Senate Republicans predicted that the state will face a $2 billion deficit following the Nov. 8 election and they want the majority Democratic Party to express a sense of urgency to resolve it along with a handful of other issues they detailed Thursday at a press conference.
Senate Minority Leader Len Fasano, R-North Haven, said the state needs to act now before more residents pack up and leave the state.
Part of his pitch to stay was a proposal not to tax pension income under $100,000 and to increase the property tax credit for individuals and families making less than $100,000 a year. Fasano also proposed getting rid of about 200 nuisance taxes and fees that only bring in about 0.15 percent of total state revenue.
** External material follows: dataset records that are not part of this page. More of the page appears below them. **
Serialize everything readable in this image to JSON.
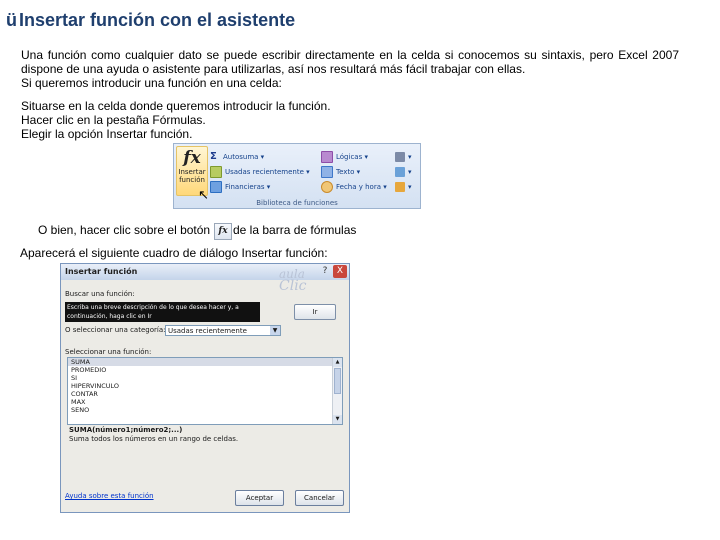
{
  "title": {
    "check": "ü",
    "text": "Insertar función con el asistente"
  },
  "intro": {
    "line1": "Una función como cualquier dato se puede escribir directamente en la celda si conocemos su sintaxis, pero Excel 2007",
    "line2": "dispone de una ayuda o asistente para utilizarlas, así nos resultará más fácil trabajar con ellas.",
    "line3": "Si queremos introducir una función en una celda:"
  },
  "steps": [
    "Situarse en la celda donde queremos introducir la función.",
    "Hacer clic en la pestaña Fórmulas.",
    "Elegir la opción Insertar función."
  ],
  "ribbon": {
    "fx_glyph": "fx",
    "fx_label_1": "Insertar",
    "fx_label_2": "función",
    "col1": [
      "Autosuma",
      "Usadas recientemente",
      "Financieras"
    ],
    "col2": [
      "Lógicas",
      "Texto",
      "Fecha y hora"
    ],
    "footer": "Biblioteca de funciones",
    "colors": {
      "autosuma": "#1d3c8e",
      "usadas": "#7e9a2e",
      "financieras": "#2d6fc2",
      "logicas": "#8e4da8",
      "texto": "#3e77c9",
      "fecha": "#c98b2c"
    }
  },
  "alt_text": {
    "before": "O bien, hacer clic sobre el botón",
    "button_glyph": "fx",
    "after": "de la barra de fórmulas"
  },
  "appear_text": "Aparecerá el siguiente cuadro de diálogo Insertar función:",
  "dialog": {
    "title": "Insertar función",
    "help": "?",
    "close": "X",
    "watermark_1": "aula",
    "watermark_2": "Clic",
    "search_label": "Buscar una función:",
    "search_value": "Escriba una breve descripción de lo que desea hacer y, a continuación, haga clic en Ir",
    "go_button": "Ir",
    "category_label": "O seleccionar una categoría:",
    "category_value": "Usadas recientemente",
    "list_label": "Seleccionar una función:",
    "functions": [
      "SUMA",
      "PROMEDIO",
      "SI",
      "HIPERVINCULO",
      "CONTAR",
      "MAX",
      "SENO"
    ],
    "signature": "SUMA(número1;número2;...)",
    "description": "Suma todos los números en un rango de celdas.",
    "help_link": "Ayuda sobre esta función",
    "ok_button": "Aceptar",
    "cancel_button": "Cancelar"
  }
}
How much would those proposals cost?
Fasano said the reduction in taxes on pensions would be about $172.3 million and the reinstatement of the property tax credit would cost about $153.5 million. However, phasing in the pension proposal over five years would cost $17.2 million per year and the property tax credit would cost about $24.9 million per year over six years.
How are the Republicans going to pay for the reduction in revenue at the same time they deal with what they expect to be a $2 billion budget deficit?
“We are in a death spiral because of the economic policies that go unimpeded by the Democrat majority and one-party rule over the past six years,” Fasano said. “That’s without a doubt.”
He said they’re going to have to pull that state out of a “dive spin” and part of that is making sure they stop the “exodus of businesses and taxpayers from this state.”
Another part of that involves eliminating funds for the First Five program, which gives low interest loans and other incentives to companies that promise to create more than 200 jobs in the state. However, most of the money for that program comes from capital funds, which are bonded.
He also suggested reducing the size of the legislative bureaucracy from 27 to 15 committees to save an estimated $950,000. At the same time Republicans want to restore funding for day care services for families with incomes between $26,760 and $44,000. That proposal would cost the state $33 million.
“Republicans must have received some polling data showing that people are tired of their tactic of relentlessly tearing down Connecticut without offering a responsible plan,” Adam Joseph, a spokesman for the Senate Democratic caucus, said. “However, what they offered today was just more political pandering, which they don’t even pretend will balance, and regarding which they offered absolutely no details on how they will achieve it.”
In the short-term, Fasano said the state could let people know it wasn’t going to study a hypothetical mileage tax, which would tax people based on the miles they drive. He also believes there should be hearings about that changes to Connecticut’s insurance exchange and proposed fare hikes for bus and Metro-North rail riders.
“I’m tired of waiting,” Fasano said. “We are in desperate need for action on a lot of these things.”
Should the part-time legislature consider becoming full-time?
“I would not support a full-time legislature because I’m afraid of what they would do,” Fasano said.
However, Fasano said he thinks action should be taken if there’s a “crisis” and he believes there’s a crisis.
He dismissed suggestions that Thursday’s press conference to unveil a document titled “A Confident Future,” detailing the Republicans’ 2017 legislative agenda, was more about their campaign efforts to gain a majority in the Senate.
Republicans need to pick up four seats in the Senate to gain a 19-17 majority over the Democrats.